A moral community

In his Rizal lecture last 30 Dec, Dr. Floro
Quibuyen ( Asian Studies Center, UP) affirmed that it
is important for us to understand Rizal’s concept of
a nation so we will appreciate why he was only too
happy to live and die for the Filipino. Rizal wrote a
memorandum on 12 December, for his trial, where he
explained his concepts of liberty ( libertadad) and
independence ( independencia), affirming that a
people can be free without being independent, and can
be independent without being free.

Interestingly, Dr . Quibuyen directs our
attention to the way “kalayaan” (independence) was
used by Andres Bonifacio and Emilio Jacinto to show a
close ideological link between them and Jose Rizal.
The difference between freedom and independence
becomes even clearer when the December 12 memo is
related to El Filibusterismo, where Fr.
Florentino’s tells the dying Simoun: “Why
independence if the slaves of today will be the
tyrants of tomorrow?”

Dr, Quibuyen explained that to Rizal,
:”Independence is meaningful only if the new rulers
have also been transformed into new men (and women)
who can govern wisely and justly, for the benefit of
a people who have, in turn, become united and
enlightened towards promoting the common good. Only
then, in Rizal’s perspective, can a people become
truly free. “ To Rizal, continued Dr. Quibuyen, the
nation is a moral concept (a post-Enlightenment idea)
and is not equivalent to the nation-state which refers
to the political structure that encompasses a people
living in a given territory and subject to the laws
imposed on them by the State.

Dr. Quibuyen argued that a State has a monopoly
of coercive power and can compel people to abide by
its imposition, like taxes, and military service,
in exchange for safeguarding the people’s rights and
interests. Contrary to that was Rizal´s belief that
a nation is a moral community bound by a sacred
covenant to resist evil and injustice; and to promote
the common good. In Rizal’s view, according to the
lecturer, the nation-as-community is the moral
foundation upon which the nation-state should be built
and . without this moral community, the nation-state
could not possibly have a moral direction. Justice
and the common good ( very Catholic notions, Quibuyen
emphasized) are the fundamental principles of a moral
community. Rizal must have studied St. Augustine who
wrote: “Remove justice, and what are kingdoms but
bands of criminals on a large scale?”
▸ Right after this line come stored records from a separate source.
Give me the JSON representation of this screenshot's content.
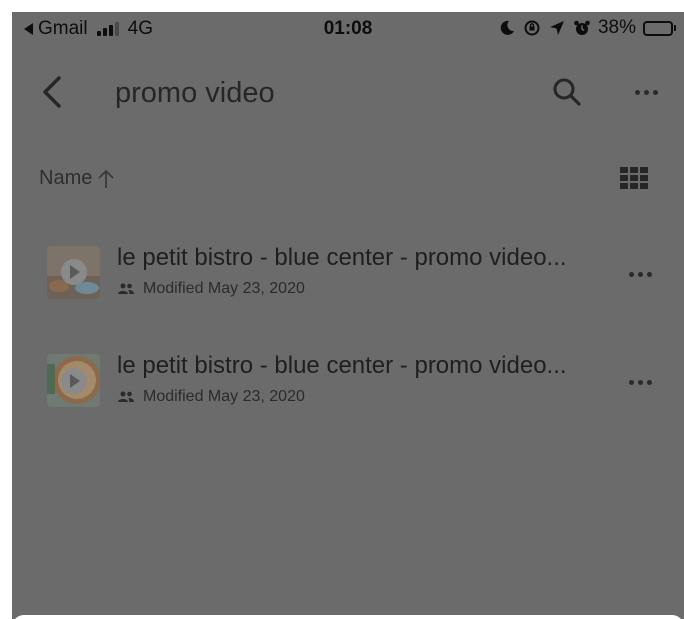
{
  "status_bar": {
    "back_app": "Gmail",
    "network": "4G",
    "time": "01:08",
    "battery_percent": "38%",
    "battery_level": 0.38,
    "battery_color": "#f2c200",
    "icons": [
      "moon-icon",
      "rotation-lock-icon",
      "location-arrow-icon",
      "alarm-icon"
    ]
  },
  "header": {
    "query": "promo video",
    "back_icon": "chevron-left-icon",
    "search_icon": "search-icon",
    "more_icon": "more-horizontal-icon"
  },
  "sort": {
    "label": "Name",
    "direction_icon": "arrow-up-icon",
    "view_toggle_icon": "grid-view-icon"
  },
  "files": [
    {
      "name": "le petit bistro - blue center - promo video...",
      "shared_icon": "people-icon",
      "modified": "Modified May 23, 2020",
      "thumb_icon": "video-play-icon"
    },
    {
      "name": "le petit bistro - blue center - promo video...",
      "shared_icon": "people-icon",
      "modified": "Modified May 23, 2020",
      "thumb_icon": "video-play-icon"
    }
  ],
  "colors": {
    "overlay": "#6b6b6b",
    "sheet": "#ffffff"
  }
}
Dr. Quibuyen concluded that Rizal wanted to
obliterate the ubiquitous presence of greed in the
social and political life of this nation. Greed
creates scarcity; and scarcity foments greed. Thus,
greed and scarcity go together—a point underscored in
chapter ten of Noli Me Tangere. Today, in the
prevailing neo-liberal discourse, greed and scarcity
are considered normal. But to Rizal’s moral vision
greed and scarcity are the roots of injustice,
violence and human suffering. The alternative to greed
and scarcity is Rizal´s moral community.

Pinning his hopes on the youth, Rizal often
counseled his nephews; on 20 December 1893 he sent
young Alfredo this letter: "To live is to be among
men and to be among men is to struggle. But this
struggle is not a brutal and material struggle with
men alone; it is a struggle with them, with one’s
self, with their passions and one’s own, with errors
and preoccupations. It is an eternal struggle with a
smile on the lips and tears in the heart. On this
battlefield man has no better weapon than his
intelligence, no other force but his heart."

Rizal did not only write, he practiced what he
preached. During his exile in Dapitan, he showed
that it was possible to build a moral community for
the common good.#